I believe that the era of fossil fuels is what finally propelled us to our current level of technological and economic development. When combined with the last few hundred years' worth of cumulative technological advances, fossil fuels made everything finally take off (so to speak). But that is precisely why it's so difficult to wean ourselves away from them. 
 
The fossil fuel era is kind of like a ladder that got us on top of a roof: Now that we're on the roof, we now need to figure out how to toss the ladder away and get by without. It will take know-how and courage, but it has to be done.

Gary Kahanak
Jan 5 2012 - 8:42pm

Thanks for bringing up this incredibly important topic, Allison. If we don't get this one right, nothing else really matters. 
 
The most recent book by Mark Lynas, "The God Species---Saving the Planet in the Age of Humans," http://shop.nationalgeographic.com/ngs/product/books/animals-and-nature/... explores the limits to growth in a science-based, quantifiable manner, using the latest understandings of earth sciences. A group of 29 world experts from various disciplines boiled it down to nine limit points, which they called planetary boundaries. They were able to set quantified limits on seven of the boundaries; we are over the limit on three; climate change, biodiversity loss, and nitrogen pollution. The concept is that growth can continue sustainably as long as we manage to stay within all nine boundaries; otherwise, the biosphere destabilizes. If we have metrics for measurable limits, that will help us to shape our policies and monitor our progress. By the way, the other six boundaries are: land use, freshwater, toxics, aerosols, ocean acidification, and the ozone layer.  
 
On the energy side, it's clear to me that nuclear power, specifically advanced fast neutron reactors with a closed fuel cycle, is the only way we can get our world to a near-zero carbon energy economy by 2050. The Integral Fast Reactor (IFR) is the technology of choice, and it has already been fully developed; it just awaits commercialization. See http://bravenewclimate.com/2012/01/05/plentiful-energy-ifr-book/#more-5440 for the just released book about the IFR by the two senior scientists who oversaw the IFR research. The book is titled, "Plentiful Energy---The Story of the Integral Fast Reactor." 
 
If we have plentiful, non-fossil fuel energy and adequate knowledge of the workings and limits of the biosphere, then at least theoretically we will have to tools to do the right thing.

Andrew Ramponi
Jan 16 2012 - 7:31am

Excellent post, and blog. Thanks also for the reference to Do the Math.  
There's more than enough evidence that we are very often wrong (see Kathryn Shultz Being Wrong: Adventures in the Margin of Error) and irrational (Thinking Fast and Slow by Daniel Kahneman) to suggest we need to be wary of all predictions, whether by expert advisors, ourselves, or anyone else.
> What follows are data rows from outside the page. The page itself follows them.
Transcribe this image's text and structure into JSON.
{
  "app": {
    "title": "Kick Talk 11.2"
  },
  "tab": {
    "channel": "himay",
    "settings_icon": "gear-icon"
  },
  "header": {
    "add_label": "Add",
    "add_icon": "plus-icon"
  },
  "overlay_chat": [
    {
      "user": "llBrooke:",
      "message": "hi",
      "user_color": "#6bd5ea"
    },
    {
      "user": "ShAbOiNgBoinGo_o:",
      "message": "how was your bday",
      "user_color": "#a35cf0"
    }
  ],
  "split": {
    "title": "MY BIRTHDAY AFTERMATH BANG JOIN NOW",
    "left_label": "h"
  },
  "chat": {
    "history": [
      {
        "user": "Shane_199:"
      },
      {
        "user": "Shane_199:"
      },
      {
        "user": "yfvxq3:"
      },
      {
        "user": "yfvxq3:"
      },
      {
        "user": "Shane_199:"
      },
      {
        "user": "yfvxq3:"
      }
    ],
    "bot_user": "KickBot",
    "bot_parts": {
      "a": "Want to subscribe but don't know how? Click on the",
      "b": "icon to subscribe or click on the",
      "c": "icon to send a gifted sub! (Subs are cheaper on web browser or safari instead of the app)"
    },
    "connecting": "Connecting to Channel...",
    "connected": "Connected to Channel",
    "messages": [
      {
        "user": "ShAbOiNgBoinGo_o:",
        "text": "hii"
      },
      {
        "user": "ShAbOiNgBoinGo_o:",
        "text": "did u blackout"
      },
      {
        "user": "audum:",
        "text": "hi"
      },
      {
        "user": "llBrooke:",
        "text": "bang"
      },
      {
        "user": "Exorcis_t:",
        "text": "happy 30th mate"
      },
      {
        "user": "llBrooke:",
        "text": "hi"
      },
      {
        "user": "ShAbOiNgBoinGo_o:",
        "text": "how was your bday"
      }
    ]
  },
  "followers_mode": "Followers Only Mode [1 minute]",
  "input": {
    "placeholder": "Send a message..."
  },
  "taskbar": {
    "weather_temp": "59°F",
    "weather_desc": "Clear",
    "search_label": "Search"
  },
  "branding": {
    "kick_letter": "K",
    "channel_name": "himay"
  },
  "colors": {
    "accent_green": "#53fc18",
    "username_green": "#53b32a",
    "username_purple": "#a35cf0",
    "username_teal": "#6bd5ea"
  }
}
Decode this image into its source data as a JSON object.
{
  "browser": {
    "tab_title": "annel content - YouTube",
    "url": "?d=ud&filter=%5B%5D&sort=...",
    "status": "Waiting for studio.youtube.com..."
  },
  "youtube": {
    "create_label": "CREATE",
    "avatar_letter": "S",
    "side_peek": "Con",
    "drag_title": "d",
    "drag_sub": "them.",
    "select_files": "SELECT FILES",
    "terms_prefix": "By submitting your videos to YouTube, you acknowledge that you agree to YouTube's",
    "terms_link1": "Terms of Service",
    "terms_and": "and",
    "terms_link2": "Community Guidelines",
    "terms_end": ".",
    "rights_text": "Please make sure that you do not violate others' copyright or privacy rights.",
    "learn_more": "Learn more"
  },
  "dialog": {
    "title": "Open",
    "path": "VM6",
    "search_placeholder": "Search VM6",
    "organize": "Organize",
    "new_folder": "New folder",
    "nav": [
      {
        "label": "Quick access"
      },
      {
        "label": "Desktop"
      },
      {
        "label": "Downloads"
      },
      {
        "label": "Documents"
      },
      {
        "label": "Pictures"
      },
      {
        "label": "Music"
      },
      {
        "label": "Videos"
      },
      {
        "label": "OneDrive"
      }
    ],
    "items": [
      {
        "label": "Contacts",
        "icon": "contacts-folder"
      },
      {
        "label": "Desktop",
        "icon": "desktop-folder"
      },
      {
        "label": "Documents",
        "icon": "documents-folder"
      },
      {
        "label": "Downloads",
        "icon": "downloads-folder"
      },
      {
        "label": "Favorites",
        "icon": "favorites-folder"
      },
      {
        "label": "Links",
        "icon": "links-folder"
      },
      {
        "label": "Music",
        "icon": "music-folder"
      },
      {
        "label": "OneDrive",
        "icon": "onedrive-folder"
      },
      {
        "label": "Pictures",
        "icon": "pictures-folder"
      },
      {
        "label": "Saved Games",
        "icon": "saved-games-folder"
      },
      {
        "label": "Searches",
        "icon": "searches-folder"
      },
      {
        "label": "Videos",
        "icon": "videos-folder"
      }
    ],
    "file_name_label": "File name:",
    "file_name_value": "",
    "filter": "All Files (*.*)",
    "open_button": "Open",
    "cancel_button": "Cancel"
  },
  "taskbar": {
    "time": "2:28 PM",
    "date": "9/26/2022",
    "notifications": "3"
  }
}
Sadly, formal education hasn't helped much. Again and again smart educated people do extremely stupid things. I find keeping things simple helps. Complex problems will likely not be solved by the complex thinking that created them...

Steve Byers
Jan 23 2012 - 7:59pm

Hi Allison,  
Prescient as always. One thing missing from the comments above and the reason that some end up really believing in #6 (not sayin' where I am), is not the math of the energy equation, it's the reaction of people to unpleasant math.  
 
Prediction is difficult, but not being prepared is really nasty. What seems most sure to me is that business as usual, whether it's energy, food production, climate change (pick your poison), is unlikely to work out well for us.  
 
A staffer brought in some old papers today, I was flipping through one on John Glenn's flight, circa 1962 - Soviets hold lead in nuclear weapons research and the U.S. debt limit raised to $300 Billion jumped out at me!  
 
Take care everyone!